TASK DIRECTIONS
The word "main" marks the lines to report; pull each of them from the listing.

ENTRIES PROVIDED
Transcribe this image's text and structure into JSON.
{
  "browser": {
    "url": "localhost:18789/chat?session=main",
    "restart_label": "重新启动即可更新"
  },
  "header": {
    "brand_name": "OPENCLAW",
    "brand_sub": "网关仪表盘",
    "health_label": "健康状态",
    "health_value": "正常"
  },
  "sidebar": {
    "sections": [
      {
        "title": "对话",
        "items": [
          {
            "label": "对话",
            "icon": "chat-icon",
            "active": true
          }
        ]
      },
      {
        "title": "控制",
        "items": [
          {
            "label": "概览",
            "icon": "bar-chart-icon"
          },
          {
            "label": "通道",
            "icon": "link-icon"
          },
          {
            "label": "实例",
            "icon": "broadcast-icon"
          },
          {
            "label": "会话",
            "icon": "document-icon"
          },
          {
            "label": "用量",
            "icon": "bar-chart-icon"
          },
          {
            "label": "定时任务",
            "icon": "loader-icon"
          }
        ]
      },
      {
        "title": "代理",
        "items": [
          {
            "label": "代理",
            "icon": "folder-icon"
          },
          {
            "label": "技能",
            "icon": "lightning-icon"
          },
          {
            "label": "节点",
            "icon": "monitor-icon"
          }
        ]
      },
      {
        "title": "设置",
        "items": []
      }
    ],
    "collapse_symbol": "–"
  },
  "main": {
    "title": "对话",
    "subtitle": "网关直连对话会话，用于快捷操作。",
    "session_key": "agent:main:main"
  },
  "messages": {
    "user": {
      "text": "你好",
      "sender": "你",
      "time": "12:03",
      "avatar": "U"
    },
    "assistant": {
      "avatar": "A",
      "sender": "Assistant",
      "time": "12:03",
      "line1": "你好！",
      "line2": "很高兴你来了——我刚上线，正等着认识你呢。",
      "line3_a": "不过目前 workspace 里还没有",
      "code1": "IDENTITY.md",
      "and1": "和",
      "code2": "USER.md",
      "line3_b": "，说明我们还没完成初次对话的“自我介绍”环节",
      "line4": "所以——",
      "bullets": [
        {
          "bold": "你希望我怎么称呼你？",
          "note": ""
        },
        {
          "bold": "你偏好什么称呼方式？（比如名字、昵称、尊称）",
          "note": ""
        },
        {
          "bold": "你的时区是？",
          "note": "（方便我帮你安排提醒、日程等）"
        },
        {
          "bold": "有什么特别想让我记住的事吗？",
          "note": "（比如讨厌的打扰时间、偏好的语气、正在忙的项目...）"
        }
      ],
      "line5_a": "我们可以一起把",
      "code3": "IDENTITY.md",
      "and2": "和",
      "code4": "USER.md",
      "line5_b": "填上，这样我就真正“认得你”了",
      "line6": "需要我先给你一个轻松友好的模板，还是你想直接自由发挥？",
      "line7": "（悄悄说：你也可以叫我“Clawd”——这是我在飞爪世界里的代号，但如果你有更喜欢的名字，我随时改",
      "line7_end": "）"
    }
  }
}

RESULT OF THE EXERCISE
    "url": "localhost:18789/chat?session=main",
  "main": {
    "session_key": "agent:main:main"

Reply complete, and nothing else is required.